Often, at night, when the crowds had finally gone home, Coup would remain in the aquarium, alone. There, bathed in the soft blue light of the tanks, he would admire his creation. If you had been there to see him, you might have wondered if the twinkle in his eye was a reflection of the fish in the tanks, or the glimmer of yet another dream waiting to come out.
Because for W.C. Coup, there was always a bigger dream to be found.
Author’s Note and Additional Resources. Ralph Covert is the Grammy-nominated musician best known for his children’s music project Ralph’s World. He co-authored plays with Chicago-based playwright G. Riley Mills. Similar to the excerpt above, the following was written in the Author’s Note found at the back of the book:
Coup was a man of great passion and purpose, which is why we felt his story was one that needed to be told, to remind us all that the extraordinary is waiting inside all of us, all the time.
Tears in my eyes! I love books that encourage children to dream: to dream big and make it come true. In addition to W.C. Greatest Show and the New York Aquarium, Coup’s idea of the circus train forever changed how the circus traveled. The caravan of horse-drawn wagons was replaced by the circus train.
Coup’s story was not all magical. He had a bitter dispute with Charles Reiche but even that did not stop him. He eventually opened a traveling show called the New United Monster Shows that became one of the largest consolidated circuses in the U.S. Later he created the Enchanted Rolling Palaces, elaborate museums housed on trains! Talk about endless possibilities!
Sawdust and Spangles is truly a wonder, thanks to these two fabulous authors. To get to know Ralph Covert and G. Riley Mills more, click on this short interview by CurledUpKids. Also, there is an actual book written by W.C. Coup himself that carries the same title, Sawdust and Spangles. To read the e-book version, visit FreeFictionBooks.
Here are two lovely music performances by Ralph Covert. The first one is called The Rhyming Circus and the second, Fools Will Try, is a lovely music video about chasing dreams.

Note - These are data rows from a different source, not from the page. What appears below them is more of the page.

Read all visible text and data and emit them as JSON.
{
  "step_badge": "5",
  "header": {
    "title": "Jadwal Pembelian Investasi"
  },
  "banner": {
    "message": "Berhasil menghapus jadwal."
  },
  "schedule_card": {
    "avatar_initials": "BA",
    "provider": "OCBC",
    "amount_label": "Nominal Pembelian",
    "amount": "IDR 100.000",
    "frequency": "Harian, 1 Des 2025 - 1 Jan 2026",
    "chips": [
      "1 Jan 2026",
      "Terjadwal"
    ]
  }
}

Enjoy!
Nonfiction Picture Book Challenge: 2 of 12
Picture Book Challenge Update: 14 of 120
Sawdust and Spangles: The Amazing Life of W.C. Coup
by Ralph Covert and G. Riley Mills, Illustrated by Giselle Potter
Reading Level: Ages 4 and up
Hardcover: 32 pages
Publisher: Harry N. Abrams (September 2007)
Own copy of book. Book photos taken by me.